Although Pope Benedict XVI’s March 23-28 outing to Mexico and Cuba officially constituted one voyage, in reality it was a tale of two trips. In Cuba, the pontiff was at his most political, engaging in a delicate and controversial tête-à-tête with the Castro regime; in Mexico, Benedict instead focused on the pastoral, featuring a gentle debunking of clericalism.
Benedict’s six-day journey, which took him to the León archdiocese in Mexico and Santiago and Havana in Cuba, was the 23rd foreign outing of his papacy, but his first to Spanish-speaking Latin America. (The pontiff visited Brazil in 2007.)
From a media point of view, the spotlight was clearly on Cuba, where the pontiff met both 80-year-old Raúl Castro, the current president, and his 85-year-old brother Fidel, father of the island nation’s revolution. Benedict, who also turns 85 on April 16, reportedly told the ailing Fidel that despite his age, “I can still do my job.”
As if to prove the point, Benedict walked a political and diplomatic tightrope while on Cuban soil March 26-28.
Given that the church is virtually the lone institution that has maintained some autonomy from the government, Benedict’s every word was scoured for political significance. For instance, when he stood in Havana’s Revolutionary Square on March 28 under a massive banner of Che Guevara and warned of “irrationality and fanaticism,” it was widely taken as a challenge to Cuba’s Marxist ideology.

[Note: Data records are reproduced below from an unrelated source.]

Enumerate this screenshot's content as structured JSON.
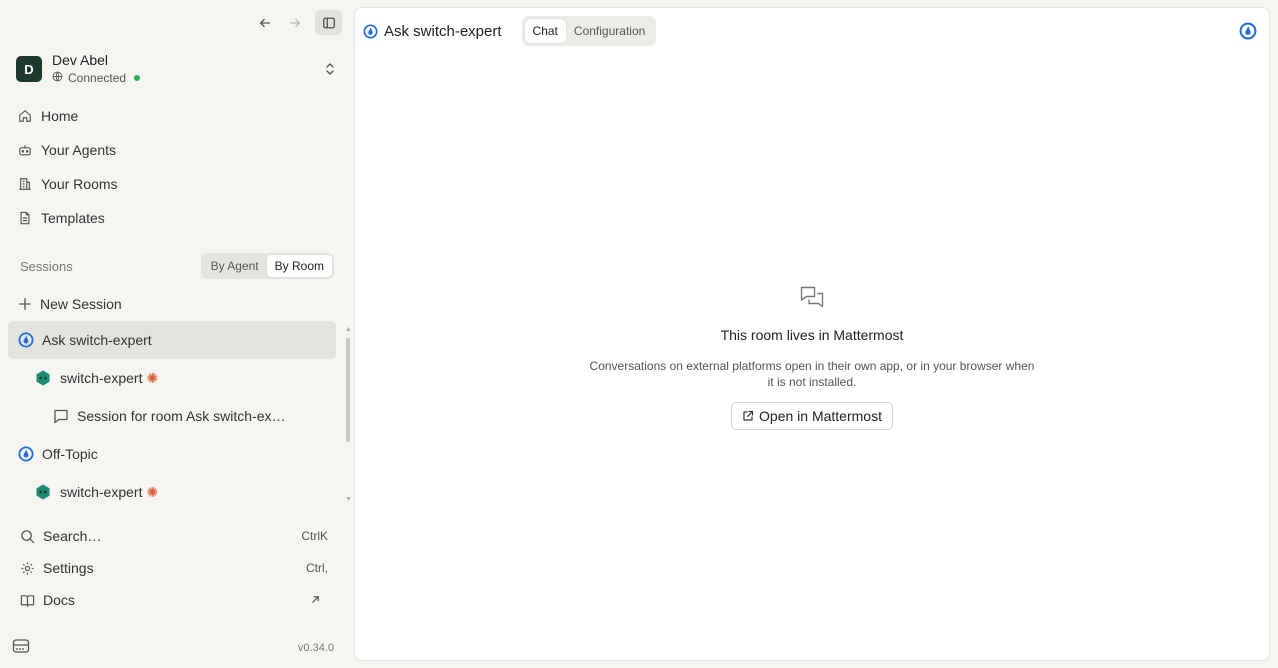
{
  "account": {
    "initial": "D",
    "name": "Dev Abel",
    "status": "Connected",
    "status_color": "#22b24c"
  },
  "nav": {
    "home": "Home",
    "agents": "Your Agents",
    "rooms": "Your Rooms",
    "templates": "Templates"
  },
  "sessions": {
    "label": "Sessions",
    "by_agent": "By Agent",
    "by_room": "By Room",
    "new_session": "New Session",
    "items": [
      {
        "label": "Ask switch-expert"
      },
      {
        "label": "switch-expert"
      },
      {
        "label": "Session for room Ask switch-ex…"
      },
      {
        "label": "Off-Topic"
      },
      {
        "label": "switch-expert"
      }
    ]
  },
  "bottom": {
    "search": "Search…",
    "search_shortcut": "CtrlK",
    "settings": "Settings",
    "settings_shortcut": "Ctrl,",
    "docs": "Docs"
  },
  "version": "v0.34.0",
  "main": {
    "title": "Ask switch-expert",
    "tab_chat": "Chat",
    "tab_config": "Configuration",
    "empty_title": "This room lives in Mattermost",
    "empty_desc": "Conversations on external platforms open in their own app, or in your browser when it is not installed.",
    "open_button": "Open in Mattermost"
  },
  "colors": {
    "accent": "#1e6fd9",
    "avatar_bg": "#1e3a2f",
    "agent_icon": "#1d8a72",
    "spark": "#d9603c"
  },
  "icons": [
    "arrow-left-icon",
    "arrow-right-icon",
    "sidebar-toggle-icon",
    "globe-icon",
    "chevron-updown-icon",
    "home-icon",
    "bot-icon",
    "building-icon",
    "document-icon",
    "plus-icon",
    "mattermost-icon",
    "agent-icon",
    "spark-icon",
    "chat-bubble-icon",
    "search-icon",
    "gear-icon",
    "book-icon",
    "external-arrow-icon",
    "server-icon",
    "messages-icon",
    "external-link-icon"
  ]
}
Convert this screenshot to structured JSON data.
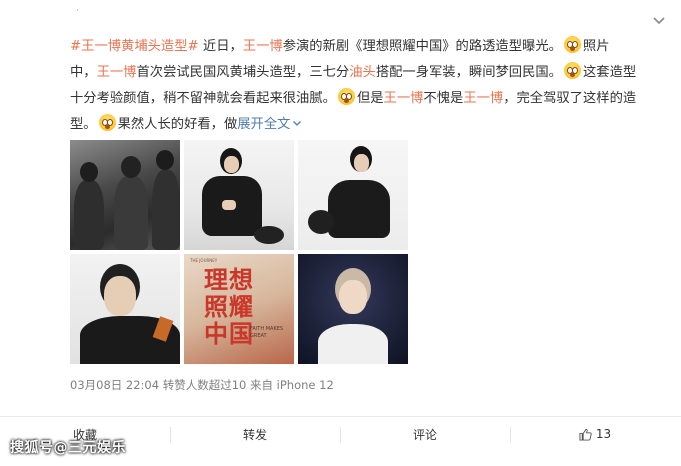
{
  "top_text": "·",
  "post": {
    "line1": {
      "tag": "#王一博黄埔头造型#",
      "t1": " 近日，",
      "name1": "王一博",
      "t2": "参演的新剧《理想照耀中国》的路透造型曝光。",
      "t3": "照片"
    },
    "line2": {
      "t1": "中，",
      "name": "王一博",
      "t2": "首次尝试民国风黄埔头造型，三七分",
      "hair": "油头",
      "t3": "搭配一身军装，瞬间梦回民国。",
      "t4": "这套造型"
    },
    "line3": {
      "t1": "十分考验颜值，稍不留神就会看起来很油腻。",
      "t2": "但是",
      "name1": "王一博",
      "t3": "不愧是",
      "name2": "王一博",
      "t4": "，完全驾驭了这样的造"
    },
    "line4": {
      "t1": "型。",
      "t2": "果然人长的好看，做",
      "expand": "展开全文"
    },
    "emoji_name": "flushed-face-icon"
  },
  "poster": {
    "title_line1": "理想",
    "title_line2": "照耀",
    "title_line3": "中国",
    "sub": "FAITH MAKES GREAT",
    "top": "THE JOURNEY"
  },
  "meta": "03月08日 22:04 转赞人数超过10  来自 iPhone 12",
  "actions": {
    "favorite": "收藏",
    "repost": "转发",
    "comment": "评论",
    "like_count": "13"
  },
  "watermark": "搜狐号@三元娱乐",
  "colors": {
    "highlight": "#eb7350",
    "link": "#507daf",
    "meta": "#808080",
    "poster_red": "#c8372a"
  }
}
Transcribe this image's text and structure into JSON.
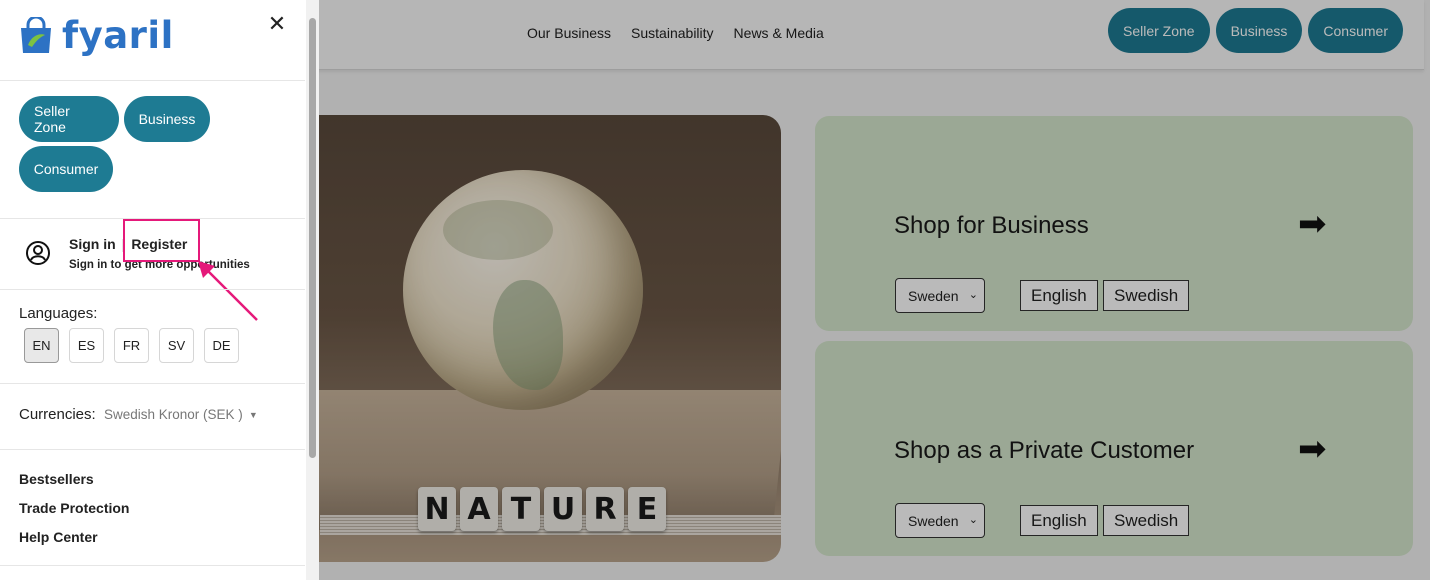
{
  "topnav": {
    "links": [
      "Our Business",
      "Sustainability",
      "News & Media"
    ],
    "zones": [
      "Seller Zone",
      "Business",
      "Consumer"
    ]
  },
  "hero": {
    "dice_letters": [
      "N",
      "A",
      "T",
      "U",
      "R",
      "E"
    ]
  },
  "shop_cards": [
    {
      "title": "Shop for Business",
      "country": "Sweden",
      "lang_en": "English",
      "lang_sv": "Swedish"
    },
    {
      "title": "Shop as a Private Customer",
      "country": "Sweden",
      "lang_en": "English",
      "lang_sv": "Swedish"
    }
  ],
  "drawer": {
    "logo_text": "fyaril",
    "close_glyph": "✕",
    "zones": {
      "seller": "Seller Zone",
      "business": "Business",
      "consumer": "Consumer"
    },
    "signin": "Sign in",
    "separator": "|",
    "register": "Register",
    "signin_sub": "Sign in to get more opportunities",
    "languages_title": "Languages:",
    "languages": [
      "EN",
      "ES",
      "FR",
      "SV",
      "DE"
    ],
    "active_language": "EN",
    "currencies_label": "Currencies:",
    "currency_value": "Swedish Kronor (SEK )",
    "links": [
      "Bestsellers",
      "Trade Protection",
      "Help Center"
    ]
  },
  "colors": {
    "accent_teal": "#1e7b93",
    "logo_blue": "#2d72c4",
    "card_green": "#d5e6cc",
    "highlight_pink": "#e5197a"
  },
  "icons": [
    "shopping-bag-logo-icon",
    "close-icon",
    "user-circle-icon",
    "arrow-right-icon",
    "caret-down-icon"
  ]
}
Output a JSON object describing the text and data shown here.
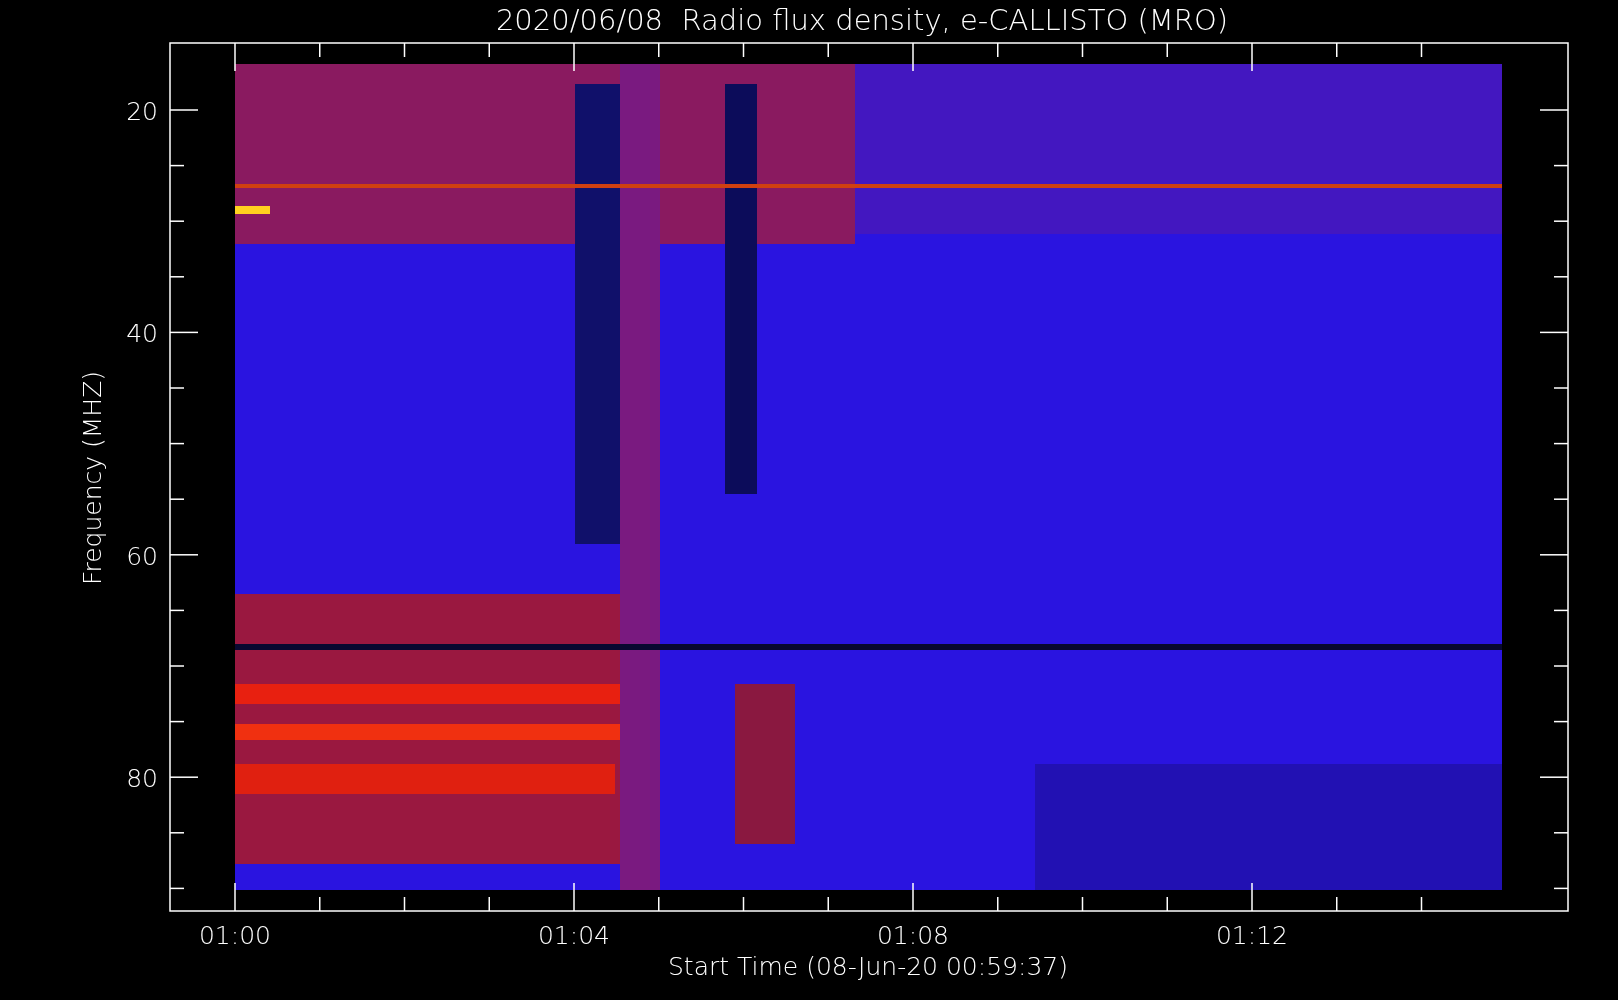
{
  "title": "2020/06/08  Radio flux density, e-CALLISTO (MRO)",
  "y_axis": {
    "label": "Frequency (MHZ)",
    "tick_labels": [
      "20",
      "40",
      "60",
      "80"
    ]
  },
  "x_axis": {
    "label": "Start Time (08-Jun-20 00:59:37)",
    "tick_labels": [
      "01:00",
      "01:04",
      "01:08",
      "01:12"
    ]
  }
}
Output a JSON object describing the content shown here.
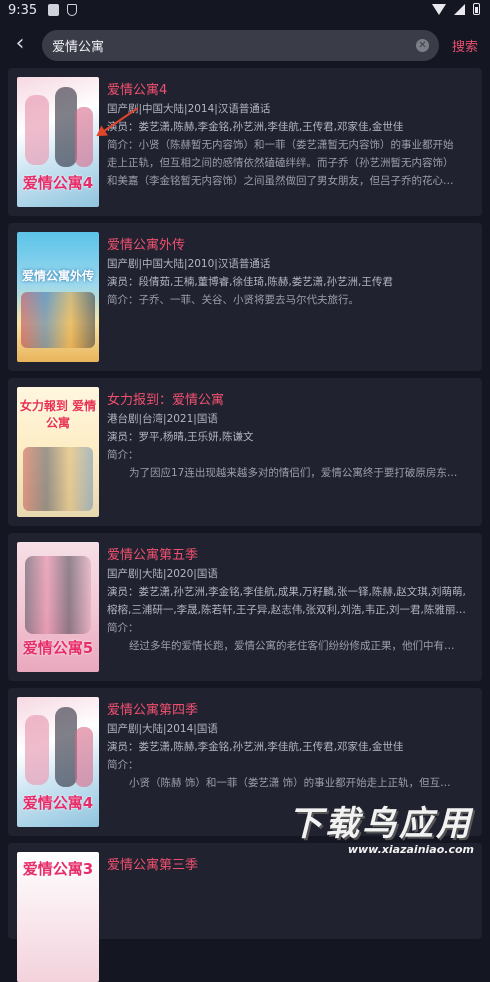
{
  "status": {
    "time": "9:35"
  },
  "search": {
    "query": "爱情公寓",
    "button": "搜索"
  },
  "results": [
    {
      "title": "爱情公寓4",
      "meta": "国产剧|中国大陆|2014|汉语普通话",
      "cast": "演员：娄艺潇,陈赫,李金铭,孙艺洲,李佳航,王传君,邓家佳,金世佳",
      "desc1": "简介：小贤（陈赫暂无内容饰）和一菲（娄艺潇暂无内容饰）的事业都开始",
      "desc2": "走上正轨，但互相之间的感情依然磕磕绊绊。而子乔（孙艺洲暂无内容饰）",
      "desc3": "和美嘉（李金铭暂无内容饰）之间虽然做回了男女朋友，但吕子乔的花心…",
      "poster_text": "爱情公寓4"
    },
    {
      "title": "爱情公寓外传",
      "meta": "国产剧|中国大陆|2010|汉语普通话",
      "cast": "演员：段倩茹,王楠,董博睿,徐佳琦,陈赫,娄艺潇,孙艺洲,王传君",
      "desc1": "简介：子乔、一菲、关谷、小贤将要去马尔代夫旅行。",
      "poster_text": "爱情公寓外传"
    },
    {
      "title": "女力报到：爱情公寓",
      "meta": "港台剧|台湾|2021|国语",
      "cast": "演员：罗平,杨晴,王乐妍,陈谦文",
      "desc_label": "简介：",
      "desc1": "为了因应17连出现越来越多对的情侣们，爱情公寓终于要打破原房东…",
      "poster_text": "女力報到 爱情公寓"
    },
    {
      "title": "爱情公寓第五季",
      "meta": "国产剧|大陆|2020|国语",
      "cast": "演员：娄艺潇,孙艺洲,李金铭,李佳航,成果,万籽麟,张一铎,陈赫,赵文琪,刘萌萌,",
      "cast2": "榕榕,三浦研一,李晟,陈若轩,王子异,赵志伟,张双利,刘浩,韦正,刘一君,陈雅丽,…",
      "desc_label": "简介：",
      "desc1": "经过多年的爱情长跑，爱情公寓的老住客们纷纷修成正果，他们中有…",
      "poster_text": "爱情公寓5"
    },
    {
      "title": "爱情公寓第四季",
      "meta": "国产剧|大陆|2014|国语",
      "cast": "演员：娄艺潇,陈赫,李金铭,孙艺洲,李佳航,王传君,邓家佳,金世佳",
      "desc_label": "简介：",
      "desc1": "小贤（陈赫 饰）和一菲（娄艺潇 饰）的事业都开始走上正轨，但互…",
      "poster_text": "爱情公寓4"
    },
    {
      "title": "爱情公寓第三季",
      "poster_text": "爱情公寓3"
    }
  ],
  "watermark": {
    "big": "下载鸟应用",
    "small": "www.xiazainiao.com"
  },
  "colors": {
    "accent": "#f0506f",
    "background": "#141622",
    "card": "#20222f"
  }
}
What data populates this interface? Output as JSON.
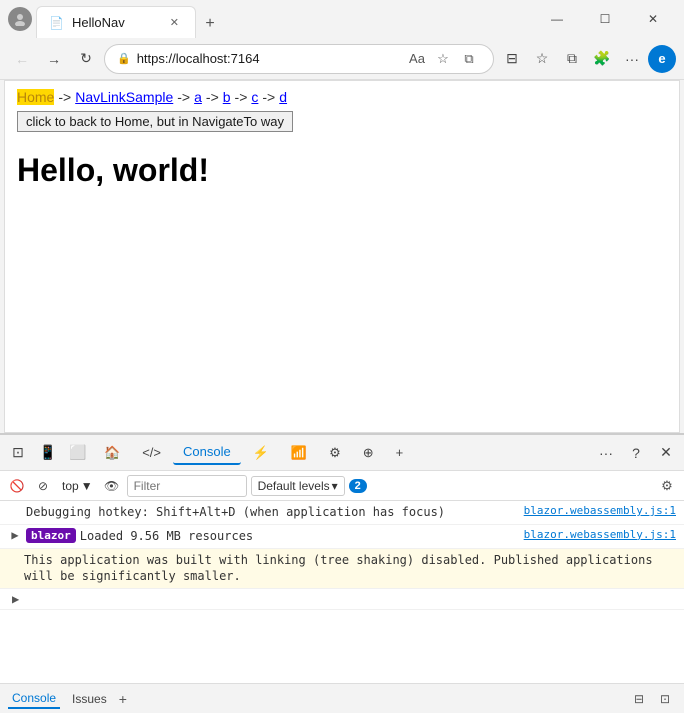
{
  "window": {
    "title": "HelloNav",
    "url": "https://localhost:7164",
    "favicon": "📄"
  },
  "titlebar": {
    "tab_label": "HelloNav",
    "new_tab_icon": "+",
    "minimize": "—",
    "maximize": "☐",
    "close": "✕",
    "profile_initial": ""
  },
  "addressbar": {
    "back_icon": "←",
    "forward_icon": "→",
    "refresh_icon": "↻",
    "lock_icon": "🔒",
    "url": "https://localhost:7164",
    "read_mode_icon": "Aa",
    "favorites_icon": "☆",
    "split_icon": "⧉",
    "collections_icon": "☆",
    "extensions_icon": "🧩",
    "more_icon": "...",
    "edge_icon": "e"
  },
  "page": {
    "breadcrumb": {
      "home": "Home",
      "separator1": "->",
      "navlink": "NavLinkSample",
      "sep2": "->",
      "a_link": "a",
      "sep3": "->",
      "b_link": "b",
      "sep4": "->",
      "c_link": "c",
      "sep5": "->",
      "d_link": "d"
    },
    "nav_button": "click to back to Home, but in NavigateTo way",
    "hello": "Hello, world!"
  },
  "devtools": {
    "tabs": [
      {
        "label": "⚙",
        "id": "devtools-icon"
      },
      {
        "label": "📋",
        "id": "copy-icon"
      },
      {
        "label": "⬜",
        "id": "dock-icon"
      },
      {
        "label": "🏠",
        "id": "home"
      },
      {
        "label": "</>",
        "id": "sources"
      },
      {
        "label": "Console",
        "id": "console",
        "active": true
      },
      {
        "label": "⚡",
        "id": "performance"
      },
      {
        "label": "📶",
        "id": "network"
      },
      {
        "label": "⚙",
        "id": "settings2"
      },
      {
        "label": "⊕",
        "id": "lighthouse"
      },
      {
        "label": "+",
        "id": "more-tabs"
      }
    ],
    "right_icons": [
      "...",
      "?",
      "✕"
    ],
    "console": {
      "filter_placeholder": "Filter",
      "default_levels": "Default levels",
      "badge_count": "2",
      "context": "top",
      "messages": [
        {
          "type": "info",
          "text": "Debugging hotkey: Shift+Alt+D (when application has focus)",
          "source": "blazor.webassembly.js:1",
          "expandable": false
        },
        {
          "type": "info",
          "badge": "blazor",
          "text": "Loaded 9.56 MB resources",
          "source": "blazor.webassembly.js:1",
          "expandable": true,
          "warning_text": "This application was built with linking (tree shaking) disabled. Published applications will be significantly smaller."
        }
      ]
    }
  },
  "bottombar": {
    "tabs": [
      "Console",
      "Issues"
    ],
    "active_tab": "Console",
    "add_icon": "+",
    "right_icons": [
      "⊟",
      "⊡"
    ]
  }
}
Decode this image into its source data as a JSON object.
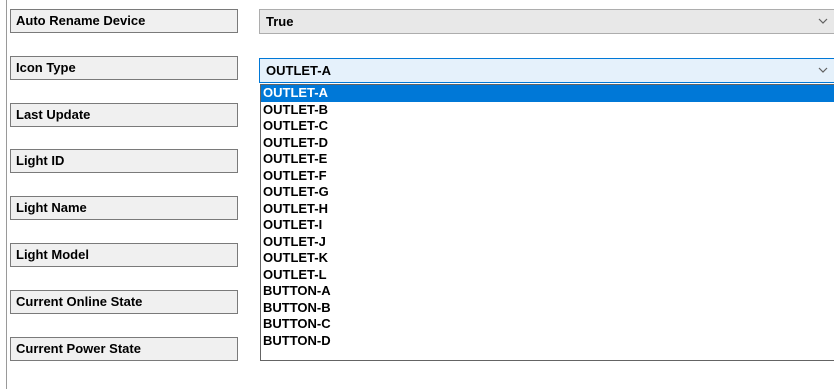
{
  "properties": [
    {
      "label": "Auto Rename Device"
    },
    {
      "label": "Icon Type"
    },
    {
      "label": "Last Update"
    },
    {
      "label": "Light ID"
    },
    {
      "label": "Light Name"
    },
    {
      "label": "Light Model"
    },
    {
      "label": "Current Online State"
    },
    {
      "label": "Current Power State"
    }
  ],
  "auto_rename_value": "True",
  "icon_type_value": "OUTLET-A",
  "icon_type_options": [
    "OUTLET-A",
    "OUTLET-B",
    "OUTLET-C",
    "OUTLET-D",
    "OUTLET-E",
    "OUTLET-F",
    "OUTLET-G",
    "OUTLET-H",
    "OUTLET-I",
    "OUTLET-J",
    "OUTLET-K",
    "OUTLET-L",
    "BUTTON-A",
    "BUTTON-B",
    "BUTTON-C",
    "BUTTON-D"
  ],
  "selected_option_index": 0,
  "colors": {
    "selection": "#0078d7",
    "focus_border": "#0078d7",
    "label_bg": "#f0f0f0"
  },
  "icons": {
    "dropdown": "chevron-down-icon"
  }
}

Yet Benedict also denounced the U.S.-imposed embargo, and declined requests to meet with dissidents. Those moves led to criticism of the trip as a public relations coup for the Castro brothers. [More]